OTTAWA (Reuters) - The left-wing leader in striking distance of toppling Canada’s Conservative prime minister was once known as “Angry Tom,” but Thomas Mulcair has been turning on the charm to convince voters he is ready to run the country.
The 60-year-old Mulcair, who inherited Canada’s opposition New Democratic Party after his charismatic predecessor died in 2011, holds a slim lead in a tight, three-way race ahead of the Oct. 19 general election, according to the latest polls.
Described as “smart, tough and nasty” by Canadian magazine Maclean’s in 2012, the man who decided on a career in politics when he was 14 has spent the last three years taming what he once called “a good Irish temper.”

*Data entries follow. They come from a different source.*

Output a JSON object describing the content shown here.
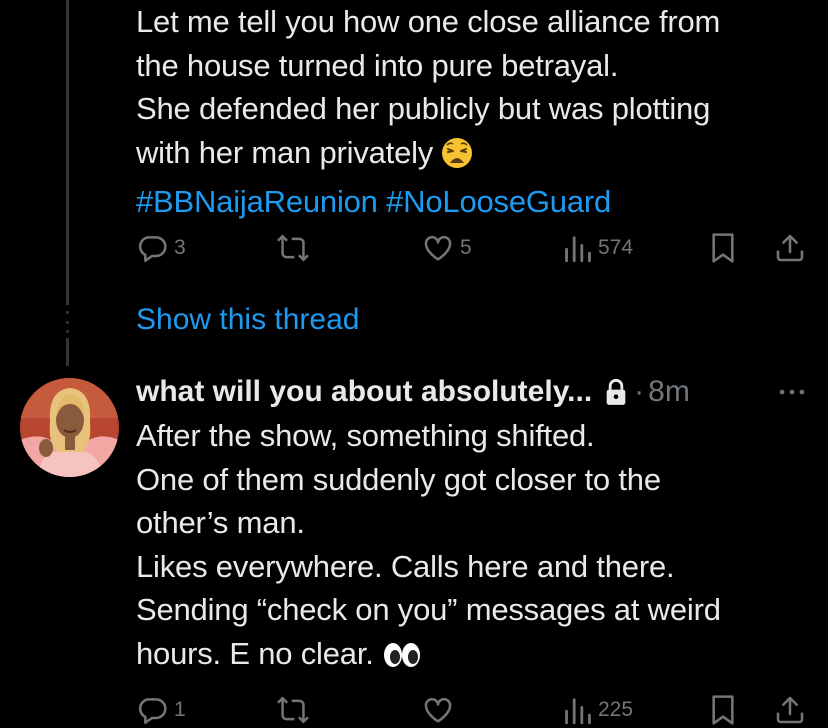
{
  "tweet1": {
    "lines": [
      "Let me tell you how one close alliance from",
      "the house turned into pure betrayal.",
      "She defended her publicly but was plotting",
      "with her man privately"
    ],
    "hashtags": "#BBNaijaReunion #NoLooseGuard",
    "emoji": "weary-face",
    "actions": {
      "replies": "3",
      "reposts": "",
      "likes": "5",
      "views": "574"
    }
  },
  "show_thread_label": "Show this thread",
  "tweet2": {
    "display_name": "what will you about absolutely...",
    "separator": "·",
    "time": "8m",
    "lines": [
      "After the show, something shifted.",
      "One of them suddenly got closer to the",
      "other’s man.",
      "Likes everywhere. Calls here and there.",
      "Sending “check on you” messages at weird",
      "hours. E no clear."
    ],
    "emoji": "eyes",
    "actions": {
      "replies": "1",
      "reposts": "",
      "likes": "",
      "views": "225"
    }
  },
  "icons": {
    "reply": "reply-icon",
    "repost": "repost-icon",
    "like": "heart-icon",
    "views": "views-icon",
    "bookmark": "bookmark-icon",
    "share": "share-icon",
    "lock": "lock-icon",
    "more": "more-icon"
  },
  "colors": {
    "background": "#000000",
    "text": "#e7e9ea",
    "muted": "#71767b",
    "accent": "#1d9bf0",
    "thread_line": "#333639"
  }
}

“The biggest challenge with Tom was always Tom himself, because he had a tendency of going over the top,” said a former colleague in the province of Quebec, where Mulcair started his political career.

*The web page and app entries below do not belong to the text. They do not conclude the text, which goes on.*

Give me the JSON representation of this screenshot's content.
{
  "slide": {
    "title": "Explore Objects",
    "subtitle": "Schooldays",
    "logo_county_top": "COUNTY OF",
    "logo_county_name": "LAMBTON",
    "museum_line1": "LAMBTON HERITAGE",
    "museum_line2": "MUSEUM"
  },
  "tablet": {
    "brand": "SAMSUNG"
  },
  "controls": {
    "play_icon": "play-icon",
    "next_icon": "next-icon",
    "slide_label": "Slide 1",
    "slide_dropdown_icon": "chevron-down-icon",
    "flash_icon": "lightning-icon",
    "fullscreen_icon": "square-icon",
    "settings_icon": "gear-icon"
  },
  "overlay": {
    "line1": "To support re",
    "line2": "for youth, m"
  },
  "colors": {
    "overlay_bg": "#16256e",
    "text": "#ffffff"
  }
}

“But since he’s been in federal politics, I’ve been impressed by two things: how much he’s disciplined himself and how much he’s disciplined his caucus.”

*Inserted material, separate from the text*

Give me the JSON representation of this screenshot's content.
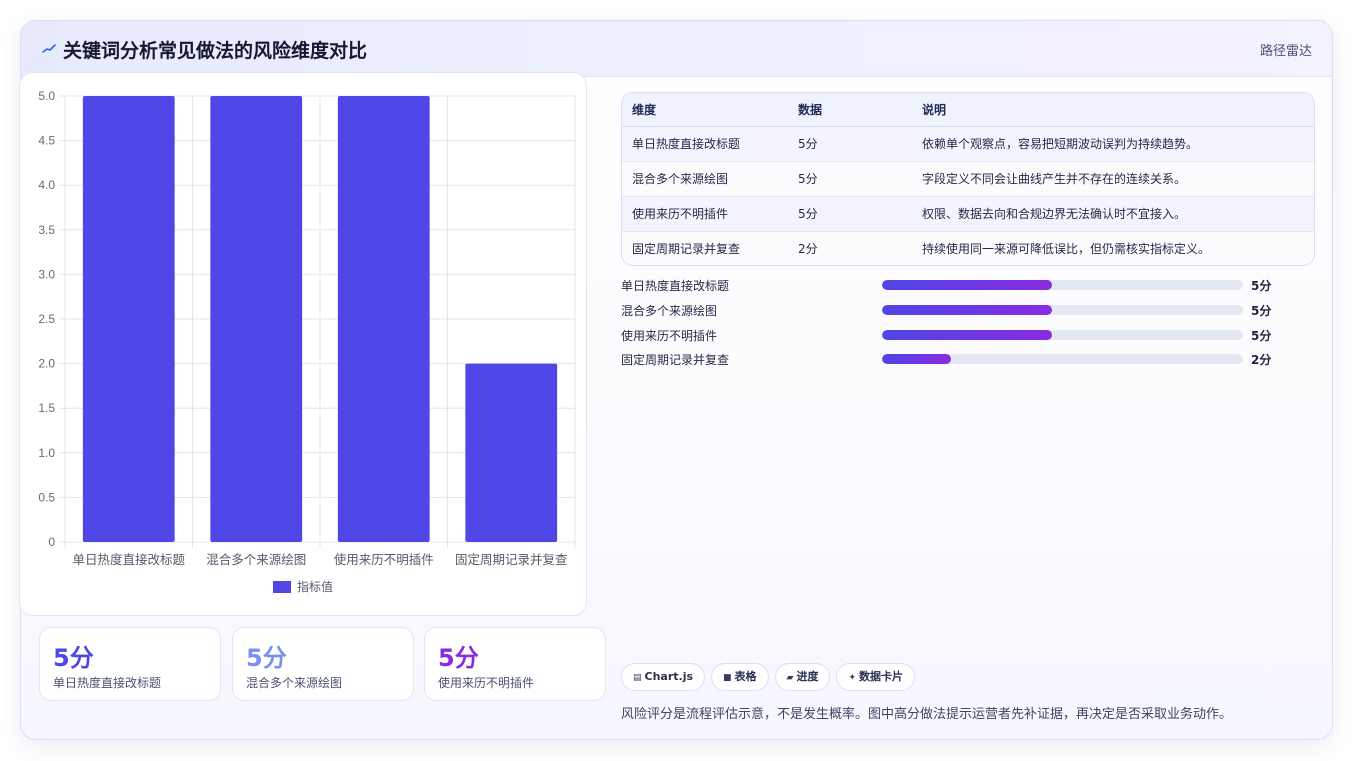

In 2005, Mulcair was ordered to pay another Quebec politician C$95,000 ($77,017) for defamation after he accused the politician of influence peddling.
Five years later, during a televised exchange, Mulcair snapped “You’re a crap journalist” to a reporter for Maclean’s, which had called Quebec Canada’s most corrupt province.
In 2011, after U.S. President Barack Obama announced the killing of Osama bin Laden, Mulcair said he did not think the United States had pictures of the corpse. He later blamed election “fatigue” for his remark.
In the last three years, such outbursts have all but disappeared, even as Mulcair hammered Conservative Prime Minister Stephen Harper again and again in Parliament on issues ranging from security to the economy and the environment.
Mulcair’s moderated behavior has impressed some officials from the other end of the political spectrum: former Conservative Prime Minister Brian Mulroney has called Mulcair the best opposition leader in more than 50 years.
Others say the NDP leader’s temperament remains a wild card.
“I don’t think the public yet knows Mulcair, let alone have made peace with ‘Angry Tom,’” said former Harper spokesman Andrew MacDougall.
“Let’s remember that Mulcair hasn’t been the figurehead of a national political campaign. While he’s a veteran politician, he’ll get more scrutiny than ever before, and it remains to be seen how he’ll handle it.”
Mulcair’s aides declined to make him available for an interview. His principal secretary, Karl Belanger, dismissed such criticism as groundless attacks by opponents and pundits.
“Canadians see Tom Mulcair for what he is - a principled leader, standing up for middle class families and fighting with passion for social justice, a stronger economy and a cleaner environment,” he said.
The once-socialist NDP was formed in 1961 and until 2011 had never even come second in a federal election. The party’s rise this year in key battlegrounds, such as Ontario and Alberta, has elevated Mulcair from a relative unknown to a possible replacement for Harper, who has been in power since early 2006.
Mulcair opposes nearly all of Harper’s agenda, including Canada’s military role against Islamic State and anti-terror legislation that expands the government’s spying powers.
The NDP leader has proposed raising corporate taxes to help fund a national daycare program, increase the minimum wage for federally regulated companies, and improve transit, healthcare and housing. (FACTBOX on NDP policies)
A Forum poll last week put support for the NDP at 36 percent, ahead of the Conservative Party and Justin Trudeau’s Liberal Party, which were tied at 28 percent.
“We’ve always assumed Trudeau was going to be the main threat but perhaps it will be Mulcair,” one senior Conservative said after the NDP’s shock victory in May in Alberta, a long-conservative province.
Mulcair is the second eldest of 10 children born to a French-Catholic mother and an Irish-Catholic father in Quebec. He studied law at university and became a citizen of France after his marriage in 1976 to a French-born psychologist, Catherine Pinhas. He has voted in France’s elections, but has said he would give up his French citizenship if he becomes prime minister.
Mulcair worked for a time as a lawyer before entering politics in 1994 as a legislator for the centrist Liberals in Quebec. He became a cabinet minister for the Quebec Liberals in 2003, and resigned three years later after clashing with his own government over a real estate development plan. He joined the federal NDP in 2007.
Voters have rarely seen Mulcair except on attack, and the bearded, burly leader has a stare that can be intense. He earned the nickname “prosecutor-in-chief” in 2013, when he used his lawyer skills to grill Harper over his office’s role in an expenses scandal.
Friends say Mulcair, who has two sons and two grandchildren, is loyal and funny, driven by a social responsibility taught at home.
“When you’re having dinner with Tom the laughter is constant,” said Julius Grey, a Montreal-based lawyer. “He’s not a somber policy wonk.”
Additional reporting by Allison Lampert in Montreal; Editing by Andrea Hopkins and Tiffany Wu